## WHAT YOU WILL DO
Leaving out the images, repeat all the lines below exactly.

## PROVIDED RECORDS
+++

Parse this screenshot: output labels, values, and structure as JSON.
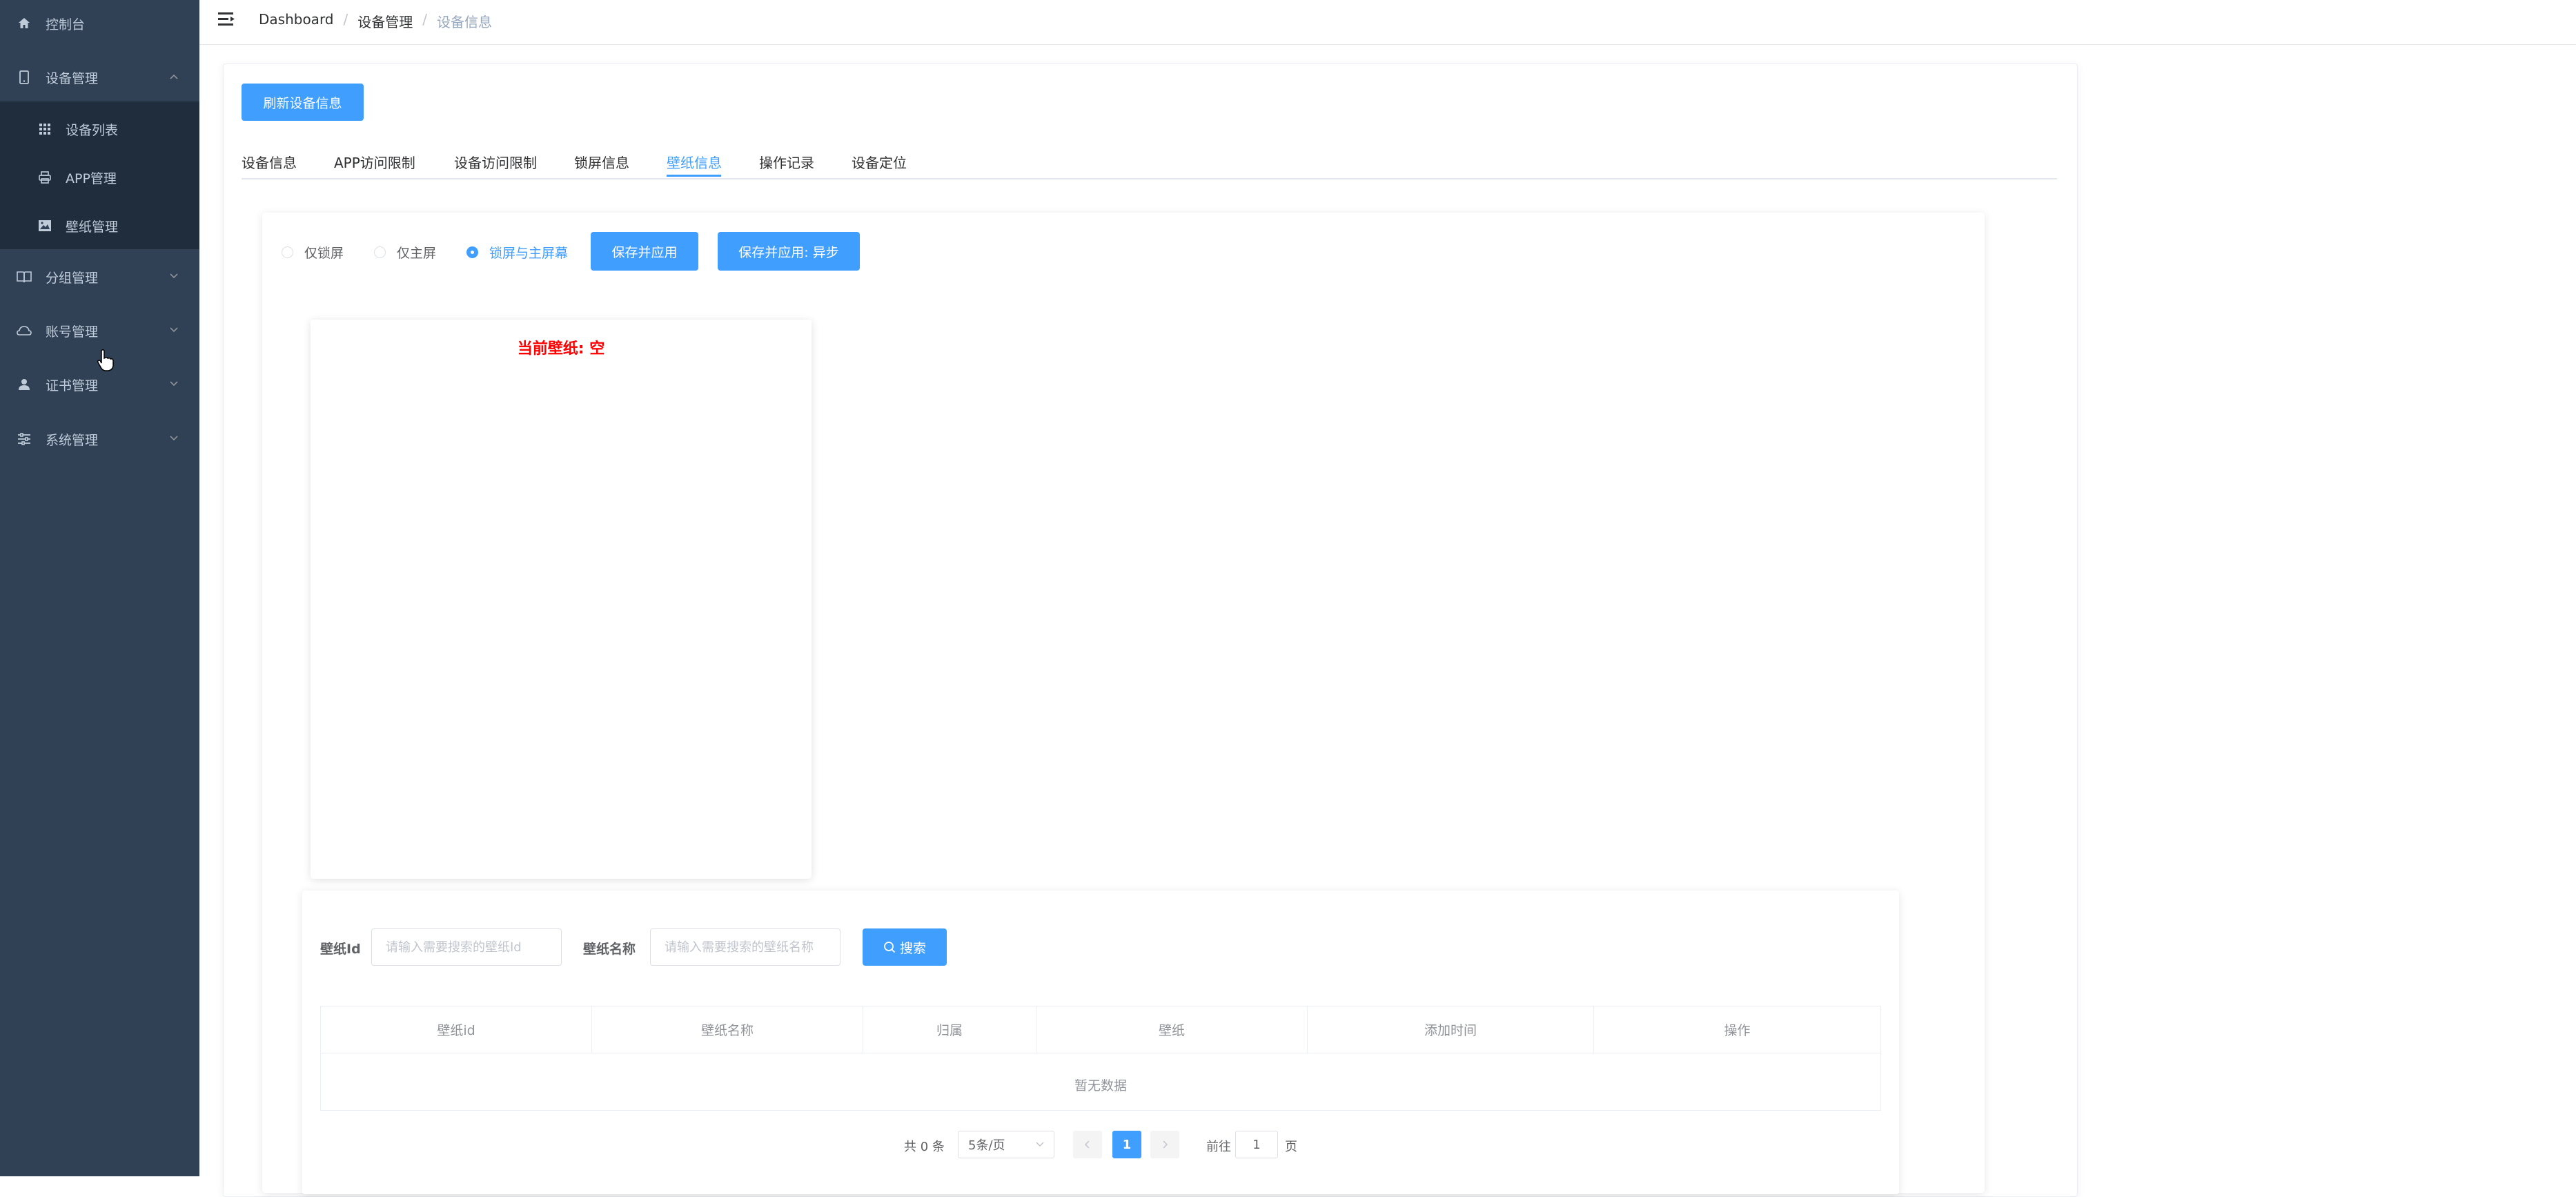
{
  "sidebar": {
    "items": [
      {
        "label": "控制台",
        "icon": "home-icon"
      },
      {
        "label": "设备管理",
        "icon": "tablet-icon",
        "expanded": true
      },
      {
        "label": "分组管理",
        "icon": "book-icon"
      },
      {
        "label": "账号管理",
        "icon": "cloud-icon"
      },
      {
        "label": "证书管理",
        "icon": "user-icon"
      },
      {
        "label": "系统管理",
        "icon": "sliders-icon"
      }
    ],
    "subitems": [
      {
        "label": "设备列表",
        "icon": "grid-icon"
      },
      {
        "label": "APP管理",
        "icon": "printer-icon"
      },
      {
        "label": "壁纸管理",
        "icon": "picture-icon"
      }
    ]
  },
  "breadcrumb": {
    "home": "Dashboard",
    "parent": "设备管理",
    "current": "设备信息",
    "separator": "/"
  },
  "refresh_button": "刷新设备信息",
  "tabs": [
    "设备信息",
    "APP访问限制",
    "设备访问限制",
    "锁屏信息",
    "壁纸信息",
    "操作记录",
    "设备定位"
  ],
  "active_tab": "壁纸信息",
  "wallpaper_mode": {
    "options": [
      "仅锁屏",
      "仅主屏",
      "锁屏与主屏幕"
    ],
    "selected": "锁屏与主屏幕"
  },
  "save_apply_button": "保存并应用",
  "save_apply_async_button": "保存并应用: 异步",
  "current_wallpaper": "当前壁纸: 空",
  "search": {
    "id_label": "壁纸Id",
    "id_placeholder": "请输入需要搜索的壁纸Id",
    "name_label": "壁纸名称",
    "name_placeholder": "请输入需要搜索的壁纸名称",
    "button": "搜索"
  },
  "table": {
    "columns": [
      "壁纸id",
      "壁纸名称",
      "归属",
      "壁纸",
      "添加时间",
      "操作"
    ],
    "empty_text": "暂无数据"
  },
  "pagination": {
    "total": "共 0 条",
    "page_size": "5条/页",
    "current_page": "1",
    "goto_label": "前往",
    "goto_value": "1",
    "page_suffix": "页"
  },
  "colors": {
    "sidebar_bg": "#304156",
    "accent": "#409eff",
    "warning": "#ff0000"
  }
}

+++

## ANSWER TO THIS TASK
Parse this screenshot: output labels, values, and structure as JSON.
{
  "sidebar": {
    "items": [
      {
        "label": "控制台",
        "icon": "home-icon"
      },
      {
        "label": "设备管理",
        "icon": "tablet-icon",
        "expanded": true
      },
      {
        "label": "分组管理",
        "icon": "book-icon"
      },
      {
        "label": "账号管理",
        "icon": "cloud-icon"
      },
      {
        "label": "证书管理",
        "icon": "user-icon"
      },
      {
        "label": "系统管理",
        "icon": "sliders-icon"
      }
    ],
    "subitems": [
      {
        "label": "设备列表",
        "icon": "grid-icon"
      },
      {
        "label": "APP管理",
        "icon": "printer-icon"
      },
      {
        "label": "壁纸管理",
        "icon": "picture-icon"
      }
    ]
  },
  "breadcrumb": {
    "home": "Dashboard",
    "parent": "设备管理",
    "current": "设备信息",
    "separator": "/"
  },
  "refresh_button": "刷新设备信息",
  "tabs": [
    "设备信息",
    "APP访问限制",
    "设备访问限制",
    "锁屏信息",
    "壁纸信息",
    "操作记录",
    "设备定位"
  ],
  "active_tab": "壁纸信息",
  "wallpaper_mode": {
    "options": [
      "仅锁屏",
      "仅主屏",
      "锁屏与主屏幕"
    ],
    "selected": "锁屏与主屏幕"
  },
  "save_apply_button": "保存并应用",
  "save_apply_async_button": "保存并应用: 异步",
  "current_wallpaper": "当前壁纸: 空",
  "search": {
    "id_label": "壁纸Id",
    "id_placeholder": "请输入需要搜索的壁纸Id",
    "name_label": "壁纸名称",
    "name_placeholder": "请输入需要搜索的壁纸名称",
    "button": "搜索"
  },
  "table": {
    "columns": [
      "壁纸id",
      "壁纸名称",
      "归属",
      "壁纸",
      "添加时间",
      "操作"
    ],
    "empty_text": "暂无数据"
  },
  "pagination": {
    "total": "共 0 条",
    "page_size": "5条/页",
    "current_page": "1",
    "goto_label": "前往",
    "goto_value": "1",
    "page_suffix": "页"
  },
  "colors": {
    "sidebar_bg": "#304156",
    "accent": "#409eff",
    "warning": "#ff0000"
  }
}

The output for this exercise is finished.